• **Exercise instructions**
Copy out all lines bearing the word "JSON" from the listing below.

• **Information provided**

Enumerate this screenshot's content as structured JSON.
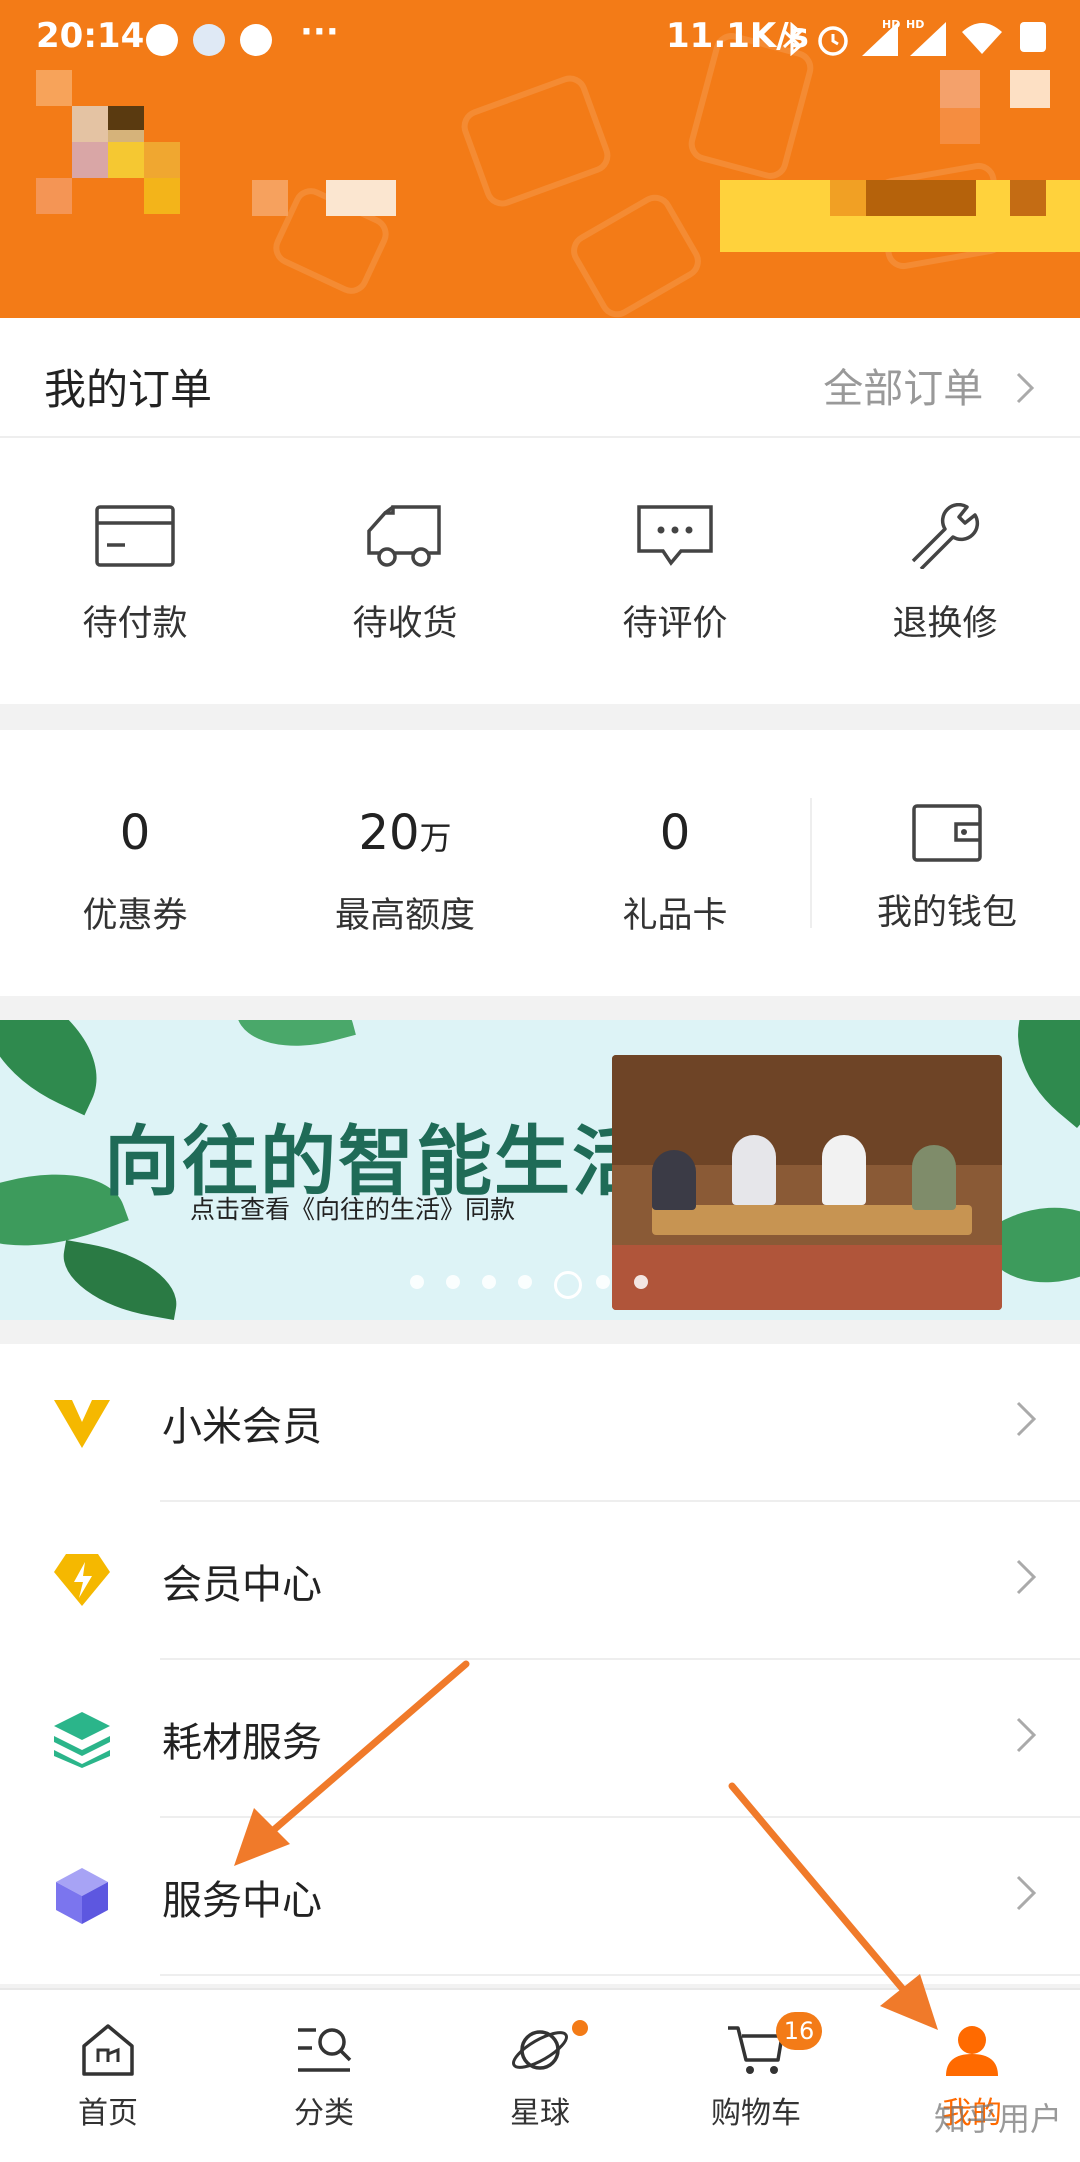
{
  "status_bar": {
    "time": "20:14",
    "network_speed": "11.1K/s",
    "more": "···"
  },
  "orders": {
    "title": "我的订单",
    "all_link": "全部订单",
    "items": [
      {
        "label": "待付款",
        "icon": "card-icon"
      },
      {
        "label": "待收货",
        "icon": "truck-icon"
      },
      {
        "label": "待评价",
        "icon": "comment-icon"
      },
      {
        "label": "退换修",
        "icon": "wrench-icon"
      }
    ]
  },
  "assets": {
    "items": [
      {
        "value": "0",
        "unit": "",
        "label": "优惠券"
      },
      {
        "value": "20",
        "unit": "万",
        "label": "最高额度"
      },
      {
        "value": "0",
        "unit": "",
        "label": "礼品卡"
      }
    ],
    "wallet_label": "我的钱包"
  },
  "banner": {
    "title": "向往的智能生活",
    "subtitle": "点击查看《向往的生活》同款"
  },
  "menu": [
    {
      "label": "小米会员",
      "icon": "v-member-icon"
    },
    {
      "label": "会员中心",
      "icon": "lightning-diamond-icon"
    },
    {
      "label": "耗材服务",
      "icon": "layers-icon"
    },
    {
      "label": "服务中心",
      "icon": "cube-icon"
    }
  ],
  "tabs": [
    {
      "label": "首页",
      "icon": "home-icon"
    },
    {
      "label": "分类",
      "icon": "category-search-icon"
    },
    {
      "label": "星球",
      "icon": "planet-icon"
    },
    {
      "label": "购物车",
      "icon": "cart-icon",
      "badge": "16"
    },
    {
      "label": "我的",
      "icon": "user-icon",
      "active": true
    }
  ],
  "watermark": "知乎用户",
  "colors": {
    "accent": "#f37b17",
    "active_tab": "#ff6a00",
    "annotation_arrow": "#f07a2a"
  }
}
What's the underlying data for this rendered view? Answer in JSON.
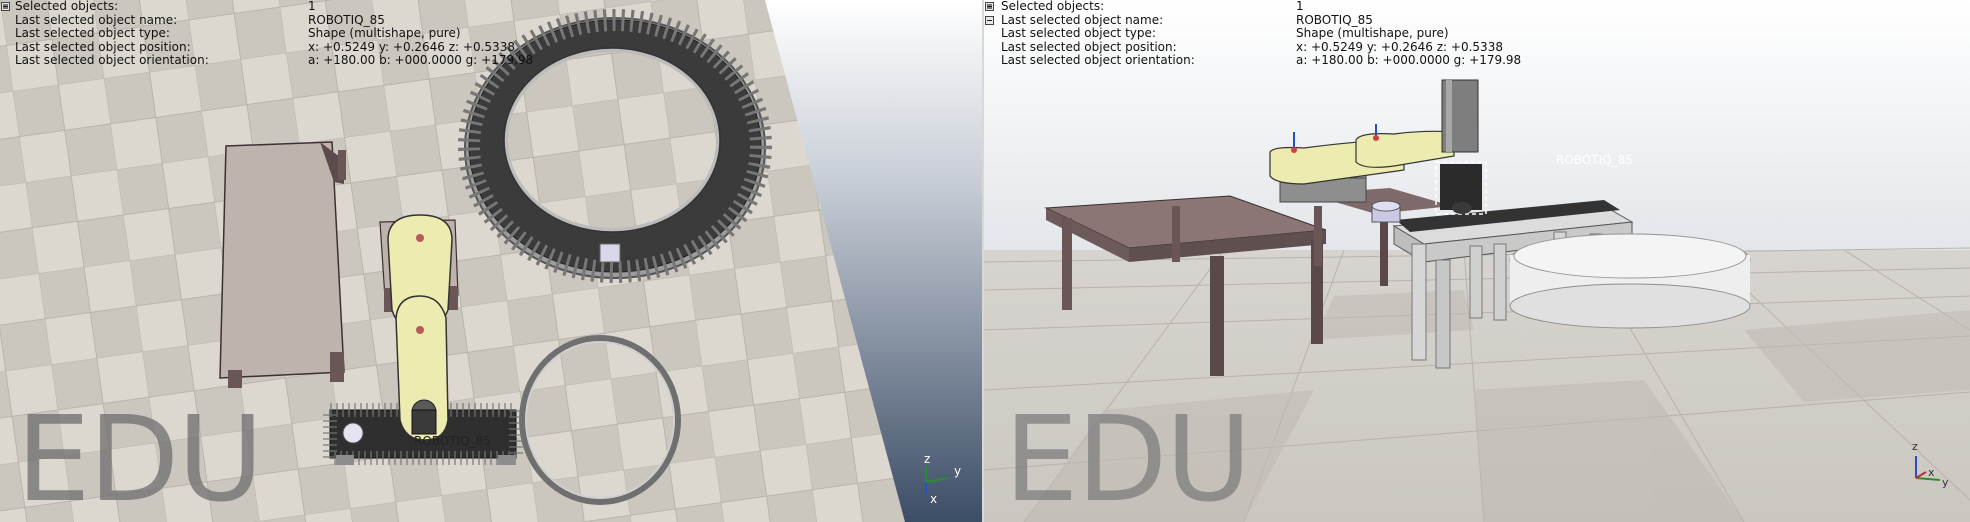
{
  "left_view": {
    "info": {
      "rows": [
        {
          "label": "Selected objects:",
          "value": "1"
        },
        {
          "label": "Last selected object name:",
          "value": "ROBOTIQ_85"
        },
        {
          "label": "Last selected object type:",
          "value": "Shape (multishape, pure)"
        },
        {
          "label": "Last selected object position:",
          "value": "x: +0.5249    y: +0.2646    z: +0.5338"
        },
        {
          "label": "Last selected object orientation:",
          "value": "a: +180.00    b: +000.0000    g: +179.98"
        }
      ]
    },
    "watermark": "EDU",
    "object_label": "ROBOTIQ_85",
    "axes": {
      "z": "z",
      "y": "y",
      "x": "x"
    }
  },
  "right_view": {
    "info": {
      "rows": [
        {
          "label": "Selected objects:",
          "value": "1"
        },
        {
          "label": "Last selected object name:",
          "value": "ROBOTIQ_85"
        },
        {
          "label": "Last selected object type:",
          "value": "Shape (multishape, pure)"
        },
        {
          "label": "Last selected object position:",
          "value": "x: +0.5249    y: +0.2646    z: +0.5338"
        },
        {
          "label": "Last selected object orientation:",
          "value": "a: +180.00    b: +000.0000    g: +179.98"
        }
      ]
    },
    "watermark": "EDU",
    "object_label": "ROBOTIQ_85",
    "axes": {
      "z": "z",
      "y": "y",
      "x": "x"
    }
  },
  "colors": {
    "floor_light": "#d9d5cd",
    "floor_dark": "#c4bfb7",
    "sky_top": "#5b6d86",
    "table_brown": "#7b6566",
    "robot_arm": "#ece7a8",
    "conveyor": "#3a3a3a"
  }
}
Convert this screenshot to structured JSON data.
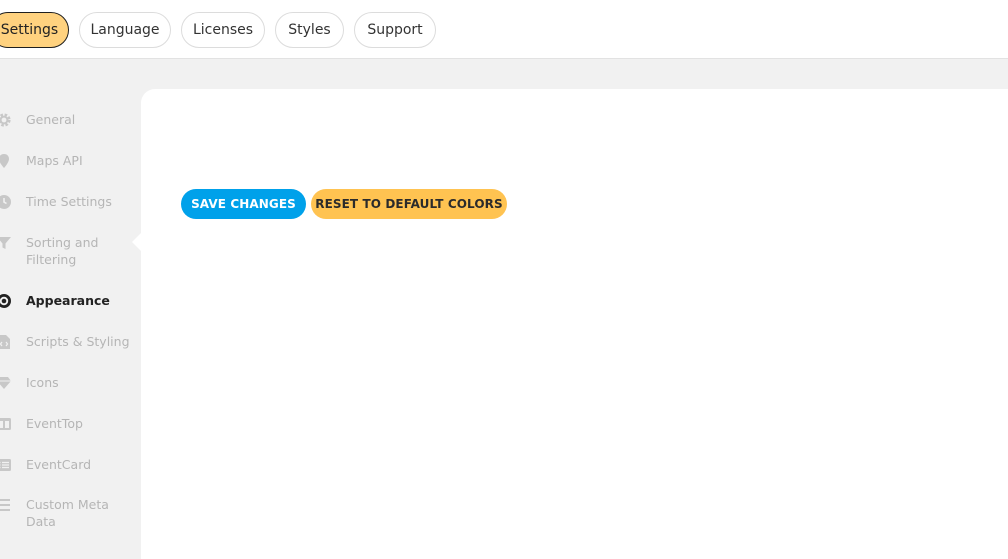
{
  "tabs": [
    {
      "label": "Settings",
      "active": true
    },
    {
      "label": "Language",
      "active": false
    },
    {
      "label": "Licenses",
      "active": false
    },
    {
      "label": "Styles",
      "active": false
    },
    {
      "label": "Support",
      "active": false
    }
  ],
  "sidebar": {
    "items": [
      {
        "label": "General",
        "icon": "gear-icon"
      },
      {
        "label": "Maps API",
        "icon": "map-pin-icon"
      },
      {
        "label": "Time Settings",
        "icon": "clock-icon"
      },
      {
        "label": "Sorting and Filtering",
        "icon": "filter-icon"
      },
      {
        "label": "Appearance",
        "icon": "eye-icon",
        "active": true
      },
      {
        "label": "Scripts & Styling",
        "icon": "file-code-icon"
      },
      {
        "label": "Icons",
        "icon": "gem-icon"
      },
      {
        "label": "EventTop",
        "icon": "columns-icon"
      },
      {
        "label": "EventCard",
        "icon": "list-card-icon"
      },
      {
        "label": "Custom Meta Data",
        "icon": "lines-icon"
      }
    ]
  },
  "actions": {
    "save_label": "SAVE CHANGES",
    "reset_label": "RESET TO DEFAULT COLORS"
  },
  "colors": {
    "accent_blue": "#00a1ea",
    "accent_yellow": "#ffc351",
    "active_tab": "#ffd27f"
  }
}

• **Response below**
Enumerate this screenshot's content as structured JSON.
What's the underlying data for this rendered view? Answer in JSON.
Convert this screenshot to structured JSON data.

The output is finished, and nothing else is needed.